Hi, Steve Mirsky here with the previously promised part two of this week’s podcast, namely TOTALLY BOGUS. Here are four science stories, but only three true. See if you know which story is TOTALLY BOGUS.
Story 1, a study of the views of men who were regular consumers of pornography found that they did indeed have poorer eyesight on average than nonconsumers.
Story 2, photos from the Tiger Woods crash scene revealed a physics book in the back seat of the vehicle.
Story 3, a specific type of anxiety has been linked to the likelihood of becoming depressed—and that anxiety is anxiety about having anxiety.
And story 4, the genome of corn has been sequenced and published.
Story 4 is true, the sequence of the genome of corn was published in the November 20th issue of the journal Science. It’s the biggest and most complex plant genome sequenced so far. Corn was a $47-billion crop in the U.S. in 2008. Sequencing will reveal connections between genes and traits, lead to new varieties with desirable characteristics, as both food and biofuel, and the new info may also solve the longstanding puzzle of why corn grows vertically but is eaten horizontally. Corn has more genes than people do, by the way. Well, probably not you. You’re special.
Story 3 is true, researchers have found that people who worry about the possibility of developing anxiety are more likely to be depressed. The research is published in the December issue of the Journal of Anxiety Disorders. One great fear of the worriers was that their anxiety would be obvious to others. So they get anxious about that. It’s fun to be a human, ain’t it? For more, check out the December 1st episode of the 60-Second-Psych podcast, called "Fear of Fear Itself".

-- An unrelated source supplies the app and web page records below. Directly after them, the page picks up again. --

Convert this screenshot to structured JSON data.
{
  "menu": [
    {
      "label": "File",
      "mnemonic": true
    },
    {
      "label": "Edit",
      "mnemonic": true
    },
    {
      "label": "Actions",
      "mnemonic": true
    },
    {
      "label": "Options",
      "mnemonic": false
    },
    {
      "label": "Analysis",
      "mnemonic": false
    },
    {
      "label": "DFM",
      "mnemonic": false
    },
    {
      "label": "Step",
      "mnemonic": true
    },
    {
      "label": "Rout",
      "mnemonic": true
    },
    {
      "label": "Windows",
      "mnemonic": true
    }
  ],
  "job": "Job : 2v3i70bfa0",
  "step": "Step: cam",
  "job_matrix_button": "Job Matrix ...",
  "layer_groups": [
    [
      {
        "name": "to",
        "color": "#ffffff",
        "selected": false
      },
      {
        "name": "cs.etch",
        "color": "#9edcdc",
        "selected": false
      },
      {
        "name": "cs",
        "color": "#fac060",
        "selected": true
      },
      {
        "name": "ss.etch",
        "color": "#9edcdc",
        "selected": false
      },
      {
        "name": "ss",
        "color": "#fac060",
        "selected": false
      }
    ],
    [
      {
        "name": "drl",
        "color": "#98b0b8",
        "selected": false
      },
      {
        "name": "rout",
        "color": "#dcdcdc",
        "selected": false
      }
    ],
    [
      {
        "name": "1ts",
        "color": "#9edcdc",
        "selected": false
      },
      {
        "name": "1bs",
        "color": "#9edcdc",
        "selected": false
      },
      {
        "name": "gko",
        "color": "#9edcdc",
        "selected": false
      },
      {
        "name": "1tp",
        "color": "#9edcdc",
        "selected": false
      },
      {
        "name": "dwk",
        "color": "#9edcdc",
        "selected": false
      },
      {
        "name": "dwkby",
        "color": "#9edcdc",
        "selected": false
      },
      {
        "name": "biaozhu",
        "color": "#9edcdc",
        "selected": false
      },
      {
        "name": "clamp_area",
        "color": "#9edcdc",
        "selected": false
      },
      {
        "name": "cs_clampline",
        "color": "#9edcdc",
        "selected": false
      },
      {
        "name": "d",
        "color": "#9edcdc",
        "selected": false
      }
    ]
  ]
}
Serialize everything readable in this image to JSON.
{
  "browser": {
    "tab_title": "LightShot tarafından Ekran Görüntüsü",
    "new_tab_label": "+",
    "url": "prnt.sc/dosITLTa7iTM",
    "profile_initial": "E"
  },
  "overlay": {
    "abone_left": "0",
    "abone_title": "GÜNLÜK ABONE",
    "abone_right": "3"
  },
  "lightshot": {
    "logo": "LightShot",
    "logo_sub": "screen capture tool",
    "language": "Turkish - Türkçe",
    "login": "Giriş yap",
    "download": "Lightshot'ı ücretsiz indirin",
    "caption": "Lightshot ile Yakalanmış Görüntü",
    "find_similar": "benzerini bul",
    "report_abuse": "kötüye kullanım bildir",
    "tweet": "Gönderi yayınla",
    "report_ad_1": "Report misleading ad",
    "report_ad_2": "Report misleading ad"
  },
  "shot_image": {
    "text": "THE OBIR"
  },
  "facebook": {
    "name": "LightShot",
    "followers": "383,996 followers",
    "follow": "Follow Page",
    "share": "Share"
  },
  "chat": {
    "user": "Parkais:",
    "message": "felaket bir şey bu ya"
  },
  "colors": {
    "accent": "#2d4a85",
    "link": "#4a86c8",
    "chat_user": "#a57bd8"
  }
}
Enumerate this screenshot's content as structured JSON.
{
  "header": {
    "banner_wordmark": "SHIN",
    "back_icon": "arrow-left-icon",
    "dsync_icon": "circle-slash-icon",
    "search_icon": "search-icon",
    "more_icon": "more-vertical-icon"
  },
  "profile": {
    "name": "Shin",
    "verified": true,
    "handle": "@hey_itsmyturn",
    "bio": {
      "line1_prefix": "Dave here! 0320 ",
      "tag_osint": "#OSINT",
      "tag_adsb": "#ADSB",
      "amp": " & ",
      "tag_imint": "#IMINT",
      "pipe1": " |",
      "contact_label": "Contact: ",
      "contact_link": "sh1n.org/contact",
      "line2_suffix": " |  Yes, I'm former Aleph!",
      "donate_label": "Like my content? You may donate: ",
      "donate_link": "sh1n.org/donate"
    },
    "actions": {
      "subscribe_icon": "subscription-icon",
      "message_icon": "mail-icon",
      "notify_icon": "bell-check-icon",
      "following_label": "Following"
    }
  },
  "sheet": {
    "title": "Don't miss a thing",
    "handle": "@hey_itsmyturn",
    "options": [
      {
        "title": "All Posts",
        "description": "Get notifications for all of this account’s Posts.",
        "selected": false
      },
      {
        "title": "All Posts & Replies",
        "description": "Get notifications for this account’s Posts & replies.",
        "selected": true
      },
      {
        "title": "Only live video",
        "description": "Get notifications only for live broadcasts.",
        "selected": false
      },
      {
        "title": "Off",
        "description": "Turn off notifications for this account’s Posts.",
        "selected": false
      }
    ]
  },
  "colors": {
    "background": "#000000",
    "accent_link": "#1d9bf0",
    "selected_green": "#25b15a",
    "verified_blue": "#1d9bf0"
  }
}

And story 2 is true, photos of the Tiger Woods crash scene did indeed reveal that John Gribbon’s book Get A Grip On Physics was in the vehicle. And that revelation was enough to lift the book’s Amazon sales rank from position number 396,224 all the way up to 2,268th place. Call it conservation of luck.
All of which means that story 1, about men who consume pornography having poor eyesight, is TOTALLY BOGUS. But what is true is that researchers at the University of Montreal wanted to study the views of men in their 20s who were regular porn consumers versus those who had never seen porn. But they couldn’t find any men in their 20s who had never seen porn. That’s according to a story in the British paper the Telegraph. The study was revamped to look at the habits of just, ya know, men.
Well, that’s it for this special bogus add-on to our podcast with John Rennie on global warming contrarians. Check out David Biello’s coverage of the Friday press conference with some of the researchers whose e-mail was hacked, stolen, cherry-picked and reported out of context at www.scientificamerican.com. I’m Steve Mirsky, thanks for clicking on us.